There are things you can’t predict: the return of the Flat Earth Society, “raw water,” Three 6 Mafia winning an Oscar, etc. In that vein, who would think that private press recordings of Canadian children singing would be a hot ticket item? But that was the case when a chance discovery at a thrift store led to putting one of the songs on a mix CD destined for the ears of WFMU’s “outsider music” enthusiast, Irwin Chusid. That led to Brian Linds, the discoverer, to send nine more songs, which instigated Chusid’s search to track down the origins of the record, leading him to Hans Fenger, the music teacher responsible, as well as a second LP. The journey could have stopped there, but Chusid had a bigger vision. With permission from Fenger, the school system, and the singers he was able to contact, he and Bar/None released the two albums as a new collection titled Innocence & Despair, credited to The Langley Schools Music Project in 2001. The project quickly became a cult hit and critical favorite with many celebrity fans, including David Bowie and Neil Gaiman. Now, 15 years after that release, Bar/None is revisiting the project with a vinyl release including expanded liner notes, and for the first time on the domestic release, the entirety of the recordings from which the albums were made. (Previously, they were available only on the European release.)
The Langley Schools Music Project has had quite an extended life for something that wasn’t intended to be heard outside of the school system. As a new teacher in 1976, Fenger was looking for a way to make music education interesting and fun for students. Armed with enthusiasm and the teachings of Geoff Orff, whose self-designed instruments are heavily featured on the recordings, he went about recording 60 students from four schools live to two-track tape in a school gymnasium between 1976 and 1977. The resulting two albums were intended to be mementos for the participants.
But what presumably gave the albums life beyond the novelty of the story is that the song selection is probably as far from “kiddie” music as one could imagine. Fenger has said that the students helped lead the song selection with more mature choices than one would imagine.
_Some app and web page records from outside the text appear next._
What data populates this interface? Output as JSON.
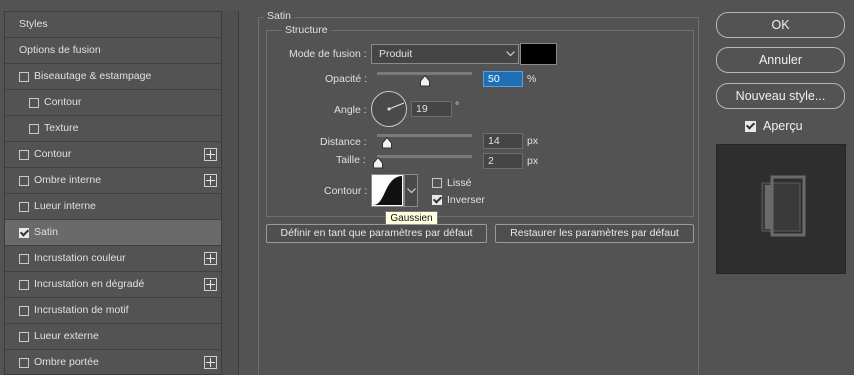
{
  "styles_list": {
    "items": [
      {
        "label": "Styles"
      },
      {
        "label": "Options de fusion"
      },
      {
        "label": "Biseautage & estampage",
        "checked": false
      },
      {
        "label": "Contour",
        "checked": false
      },
      {
        "label": "Texture",
        "checked": false
      },
      {
        "label": "Contour",
        "checked": false
      },
      {
        "label": "Ombre interne",
        "checked": false
      },
      {
        "label": "Lueur interne",
        "checked": false
      },
      {
        "label": "Satin",
        "checked": true,
        "selected": true
      },
      {
        "label": "Incrustation couleur",
        "checked": false
      },
      {
        "label": "Incrustation en dégradé",
        "checked": false
      },
      {
        "label": "Incrustation de motif",
        "checked": false
      },
      {
        "label": "Lueur externe",
        "checked": false
      },
      {
        "label": "Ombre portée",
        "checked": false
      }
    ]
  },
  "satin": {
    "title": "Satin",
    "structure_title": "Structure",
    "blend_mode_label": "Mode de fusion :",
    "blend_mode_value": "Produit",
    "color": "#000000",
    "opacity_label": "Opacité :",
    "opacity_value": "50",
    "opacity_unit": "%",
    "opacity_fraction": 0.5,
    "angle_label": "Angle :",
    "angle_value": "19",
    "angle_unit": "°",
    "distance_label": "Distance :",
    "distance_value": "14",
    "distance_unit": "px",
    "distance_fraction": 0.1,
    "size_label": "Taille :",
    "size_value": "2",
    "size_unit": "px",
    "size_fraction": 0.01,
    "contour_label": "Contour :",
    "smooth_label": "Lissé",
    "smooth_checked": false,
    "invert_label": "Inverser",
    "invert_checked": true,
    "tooltip": "Gaussien",
    "default_button": "Définir en tant que paramètres par défaut",
    "reset_button": "Restaurer les paramètres par défaut"
  },
  "dialog_buttons": {
    "ok": "OK",
    "cancel": "Annuler",
    "new_style": "Nouveau style..."
  },
  "preview": {
    "label": "Aperçu",
    "checked": true
  },
  "colors": {
    "background": "#535353",
    "selected_row": "#6a6a6a",
    "highlight_field": "#1f6fb5"
  }
}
So while of course much of it is shaped by the popular music of the time like the “fun” music of the Beach Boys, there is an undercurrent of melancholy that anchors the proceedings. The kids relished the opportunity to be dramatic, and that’s on full display. I mean who would program a children’s choir to sing Fleetwood Mac’s “Rhiannon” or Bowie’s “Space Oddity?” But the performances never seem gimmicky or too big for the performers. On the contrary, there’s such a lack of affect, it’s entirely disarming and charming. As part of the teaching process, Fenger discussed what the songs’ lyrics meant and the kids seemed to take the lessons to heart. They’re not just singing the songs, they’re performing them, interpreting the lyrics and reacting appropriately.
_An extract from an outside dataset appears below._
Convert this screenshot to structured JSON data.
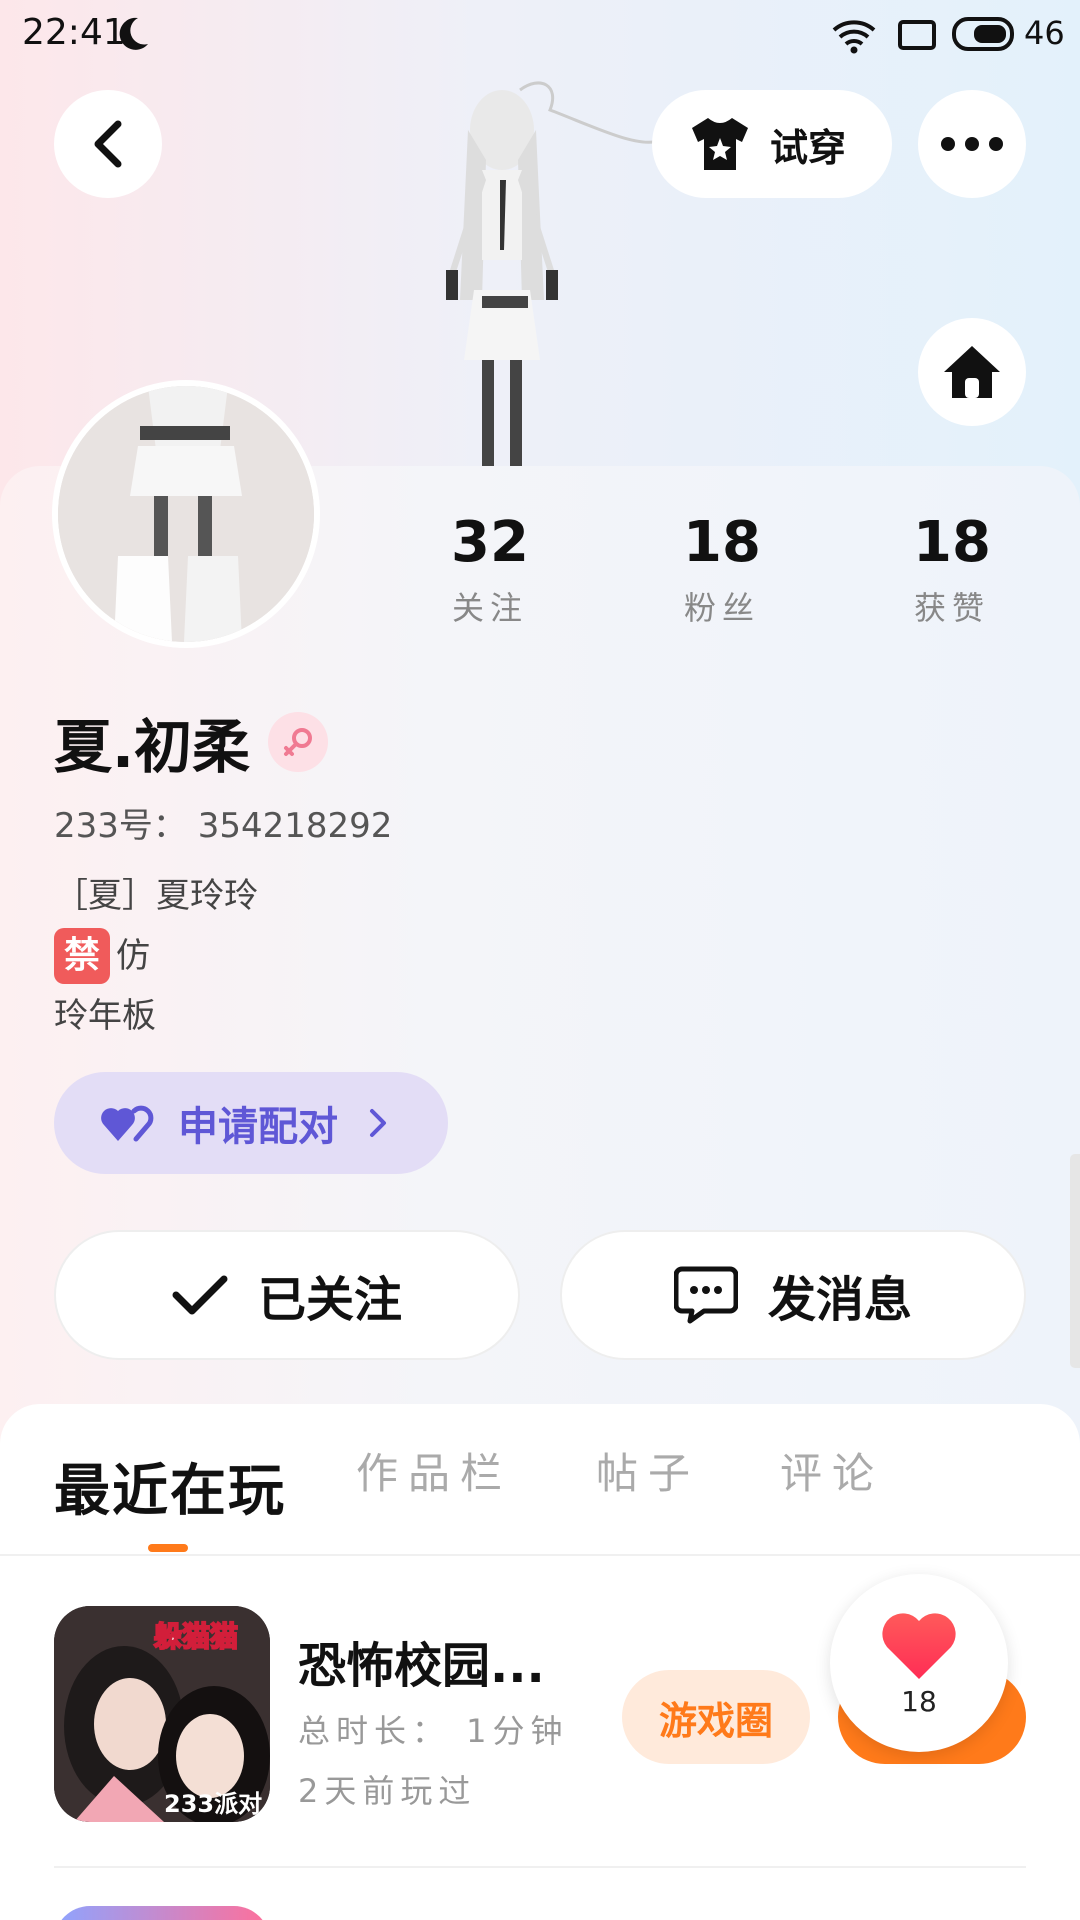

While the initial Innocence and Despair release took a “greatest hits” approach to the original albums, there were distinct difference between the two recordings. The first was focused on the full choir, while the second album brought some featured soloists to the table. It’s from the second recording session that one of the most cited songs comes from, Shelia Behman’s rendition of The Eagles’ “Desperado.” If you’re looking for the titular mood of the album, this song might that be the one that catches you off guard. With just a simple piano backing, it just might wash away years of threadbare Big Lebowski references. But if that’s not your cup of tea, the whole overall collection is charming enough to warm most hearts. Who can stay cold in the face of a raucous run-through of the Bay City Rollers’ “Saturday Night,” with the overenthusiastic drummer hitting the cymbals a wee bit too loud and slightly offbeat? Who can resist the bizarreness of the Klaatu (by way of The Carpenters) song “Calling Occupants of Interplanetary Craft” closing the record? If nothing else, the anomalous album is a testament to the power and joy of music and the serendipity inherent in those moments of creation.